Many of the people that say if Mr. Gricar walked away are missing facts in this case.  Patfish referred to a sighting that was determined not to be Mr. Gricar, and his assumed “cheap and cheesy” walkaway was anything but.  Amb40’s concerns about paying the salary were groundless, as Mr. Gricar’s salary was frozen since in the spring of 2005; the money that is there, he earned.  In terms of being “the biggest criminal Centre County has ever seen,” Mr. Gricar didn’t even give the impression that he was a crime victim; there is no crime in deciding to start over, even anonymously.  Even johngibson’s comment about Mr. Gricar being “cold-blooded” doesn’t take into account that Mr. Gricar may not have wanted to put his girlfriend or daughter into a position of lying to the police or putting them into a public relations disaster of declining to take a polygraph.

None of this suggests that Mr. Gricar did walk away.  If he did leave voluntarily, however, Mr. Gricar would not be a “cad,” “cold-blooded,” “a selfish individual who chose the cheap and cheesy way out,” or “the biggest criminal Centre County has ever seen.”  Mr. Gricar would be a man who provided for his daughter and girlfriend, protected them, committed no crime, and had no financial obligations.  He just didn’t tell them, or us, what he was doing, if he did, in fact, walk away.

If Mr. Gricar did walk away, and I agree that this remains a very big “IF,” he wasn’t a “cad.” He was a guy that started a new life, without leaving any dependents behind, providing for his adult daughter and girlfriend, leaving no known financial obligations behind, and not violating any law.  He didn’t attempt to hoax anyone by making his disappearance look like a result of foul play or suicide.

I can’t, in all honesty, say that his possible choice would not have been mine, but, though I’m leading the life of Riley, I am not leading the life of Gricar.8  If he made this choice, I respect it; I just want to know that the disappearance was his choice, and not foul play.  Even though I’ve been writing a blog about this case for more than two years, Mr. Gricar owes me nothing, not even an explanation.

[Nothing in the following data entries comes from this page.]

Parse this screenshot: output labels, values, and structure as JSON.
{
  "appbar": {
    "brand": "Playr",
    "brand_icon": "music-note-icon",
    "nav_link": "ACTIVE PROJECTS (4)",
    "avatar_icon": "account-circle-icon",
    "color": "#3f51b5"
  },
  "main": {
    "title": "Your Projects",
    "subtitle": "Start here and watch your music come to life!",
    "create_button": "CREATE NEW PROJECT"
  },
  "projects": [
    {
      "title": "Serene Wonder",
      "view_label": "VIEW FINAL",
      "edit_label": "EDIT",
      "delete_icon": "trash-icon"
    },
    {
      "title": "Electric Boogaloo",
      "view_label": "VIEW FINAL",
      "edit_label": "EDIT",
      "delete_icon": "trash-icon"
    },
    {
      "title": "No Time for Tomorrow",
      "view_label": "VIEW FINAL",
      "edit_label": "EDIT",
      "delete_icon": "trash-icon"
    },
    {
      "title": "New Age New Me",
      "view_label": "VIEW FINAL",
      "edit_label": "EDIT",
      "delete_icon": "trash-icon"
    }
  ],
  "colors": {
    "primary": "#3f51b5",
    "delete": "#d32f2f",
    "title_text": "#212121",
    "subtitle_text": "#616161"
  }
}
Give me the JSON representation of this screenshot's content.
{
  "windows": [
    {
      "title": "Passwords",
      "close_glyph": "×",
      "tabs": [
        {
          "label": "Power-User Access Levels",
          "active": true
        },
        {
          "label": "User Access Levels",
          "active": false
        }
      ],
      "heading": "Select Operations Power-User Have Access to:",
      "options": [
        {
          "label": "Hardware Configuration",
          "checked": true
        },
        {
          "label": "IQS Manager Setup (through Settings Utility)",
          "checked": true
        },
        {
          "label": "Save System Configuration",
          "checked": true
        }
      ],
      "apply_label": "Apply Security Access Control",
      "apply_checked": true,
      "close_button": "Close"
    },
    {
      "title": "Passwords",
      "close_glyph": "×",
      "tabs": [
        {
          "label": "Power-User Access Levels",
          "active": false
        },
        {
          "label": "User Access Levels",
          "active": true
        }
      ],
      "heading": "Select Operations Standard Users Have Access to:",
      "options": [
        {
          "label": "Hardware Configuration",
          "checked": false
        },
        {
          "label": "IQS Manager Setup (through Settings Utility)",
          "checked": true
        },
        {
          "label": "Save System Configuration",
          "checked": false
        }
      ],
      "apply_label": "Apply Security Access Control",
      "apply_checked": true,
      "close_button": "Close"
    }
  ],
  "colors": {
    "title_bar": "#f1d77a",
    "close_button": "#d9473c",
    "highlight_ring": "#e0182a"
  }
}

End Notes

1 http://tiny.cc/Cadzone   In fairness to the poster, UndertheRadar, she was referring to the comment used by another poster.


2 http://blogcritics.org/culture/article/true-crime-update-week-ending-82105/page-2/

3 http://tiny.cc/criminal518  (Comment no longer on-line)

4 http://tiny.cc/coldblooded (no longer on-line)

5 http://www.centredaily.com/2011/02/16/2523658/one-case-solved.html


6 Note that this would be the same situation if Mr. Gricar committed suicide, a voluntary act.  He did provide for his daughter and girlfriend.  It is important to note that if Mr. Gricar’s disappearance was voluntary, he did provide for his loved ones.


7 Most of these things, completely without evidence, have been stated or implied on the Internet at some point.


8 In my case, disability would be a factor in not walking away.  I’d have a problem getting across the state, not to mention getting across the county or across the planet.  If I were healthy, that might be a different story.



E-mail J. J. in Phila at scorg@live.com